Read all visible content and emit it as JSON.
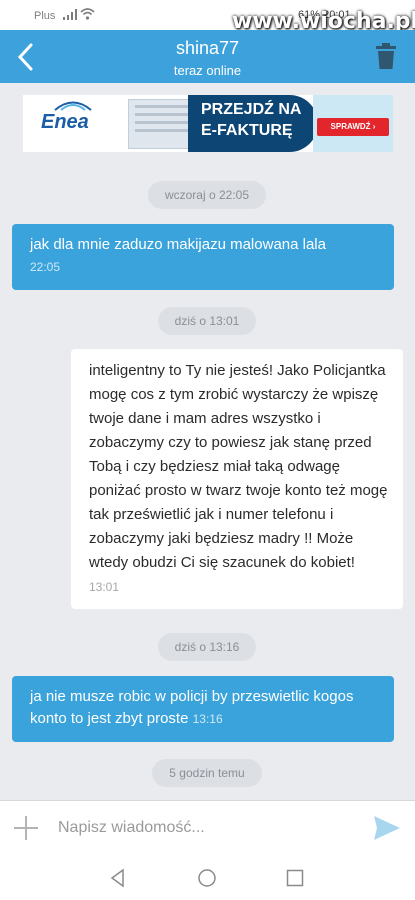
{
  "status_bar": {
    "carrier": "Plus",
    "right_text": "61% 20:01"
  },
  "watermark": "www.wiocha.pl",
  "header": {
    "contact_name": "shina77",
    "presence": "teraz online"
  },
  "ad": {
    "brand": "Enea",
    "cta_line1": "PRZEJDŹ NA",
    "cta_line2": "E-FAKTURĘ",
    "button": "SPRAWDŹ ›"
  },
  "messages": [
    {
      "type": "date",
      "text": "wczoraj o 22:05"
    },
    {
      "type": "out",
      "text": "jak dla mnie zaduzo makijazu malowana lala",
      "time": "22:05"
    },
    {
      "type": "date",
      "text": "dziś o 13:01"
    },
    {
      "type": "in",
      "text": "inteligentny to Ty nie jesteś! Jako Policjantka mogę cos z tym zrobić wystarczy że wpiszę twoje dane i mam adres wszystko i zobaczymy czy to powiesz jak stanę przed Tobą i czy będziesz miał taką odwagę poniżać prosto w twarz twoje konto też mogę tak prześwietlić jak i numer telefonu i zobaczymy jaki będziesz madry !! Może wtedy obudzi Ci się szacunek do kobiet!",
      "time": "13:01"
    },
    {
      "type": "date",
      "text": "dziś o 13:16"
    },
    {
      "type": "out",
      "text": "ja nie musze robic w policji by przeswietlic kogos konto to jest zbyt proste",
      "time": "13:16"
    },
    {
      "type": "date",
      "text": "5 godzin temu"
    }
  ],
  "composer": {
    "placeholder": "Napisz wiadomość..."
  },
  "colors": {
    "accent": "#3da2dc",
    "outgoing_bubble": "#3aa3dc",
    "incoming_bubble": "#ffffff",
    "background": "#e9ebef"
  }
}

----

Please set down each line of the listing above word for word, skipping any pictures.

* **TASK RESULT**:
Read all visible content and emit it as JSON.
{
  "status_bar": {
    "carrier": "Plus",
    "right_text": "61% 20:01"
  },
  "watermark": "www.wiocha.pl",
  "header": {
    "contact_name": "shina77",
    "presence": "teraz online"
  },
  "ad": {
    "brand": "Enea",
    "cta_line1": "PRZEJDŹ NA",
    "cta_line2": "E-FAKTURĘ",
    "button": "SPRAWDŹ ›"
  },
  "messages": [
    {
      "type": "date",
      "text": "wczoraj o 22:05"
    },
    {
      "type": "out",
      "text": "jak dla mnie zaduzo makijazu malowana lala",
      "time": "22:05"
    },
    {
      "type": "date",
      "text": "dziś o 13:01"
    },
    {
      "type": "in",
      "text": "inteligentny to Ty nie jesteś! Jako Policjantka mogę cos z tym zrobić wystarczy że wpiszę twoje dane i mam adres wszystko i zobaczymy czy to powiesz jak stanę przed Tobą i czy będziesz miał taką odwagę poniżać prosto w twarz twoje konto też mogę tak prześwietlić jak i numer telefonu i zobaczymy jaki będziesz madry !! Może wtedy obudzi Ci się szacunek do kobiet!",
      "time": "13:01"
    },
    {
      "type": "date",
      "text": "dziś o 13:16"
    },
    {
      "type": "out",
      "text": "ja nie musze robic w policji by przeswietlic kogos konto to jest zbyt proste",
      "time": "13:16"
    },
    {
      "type": "date",
      "text": "5 godzin temu"
    }
  ],
  "composer": {
    "placeholder": "Napisz wiadomość..."
  },
  "colors": {
    "accent": "#3da2dc",
    "outgoing_bubble": "#3aa3dc",
    "incoming_bubble": "#ffffff",
    "background": "#e9ebef"
  }
}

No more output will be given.